ACTIVITY:
Pick out every line in the data below that holds "label".

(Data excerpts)
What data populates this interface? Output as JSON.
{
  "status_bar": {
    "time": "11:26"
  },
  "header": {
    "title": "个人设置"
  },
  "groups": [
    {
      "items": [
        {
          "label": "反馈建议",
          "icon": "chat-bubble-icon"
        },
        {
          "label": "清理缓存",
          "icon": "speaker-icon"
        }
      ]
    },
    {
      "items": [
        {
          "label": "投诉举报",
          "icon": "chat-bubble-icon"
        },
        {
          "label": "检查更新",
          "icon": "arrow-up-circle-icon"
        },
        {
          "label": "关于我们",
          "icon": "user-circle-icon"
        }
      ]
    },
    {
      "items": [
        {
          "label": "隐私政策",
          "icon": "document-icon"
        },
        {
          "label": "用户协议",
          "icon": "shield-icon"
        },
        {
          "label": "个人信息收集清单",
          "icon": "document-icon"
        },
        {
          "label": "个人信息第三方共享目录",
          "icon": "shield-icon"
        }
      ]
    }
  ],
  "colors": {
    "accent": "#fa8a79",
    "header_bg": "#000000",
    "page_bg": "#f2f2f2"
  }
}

TASK SOLUTION:
          "label": "反馈建议",
          "label": "清理缓存",
          "label": "投诉举报",
          "label": "检查更新",
          "label": "关于我们",
          "label": "隐私政策",
          "label": "用户协议",
          "label": "个人信息收集清单",
          "label": "个人信息第三方共享目录",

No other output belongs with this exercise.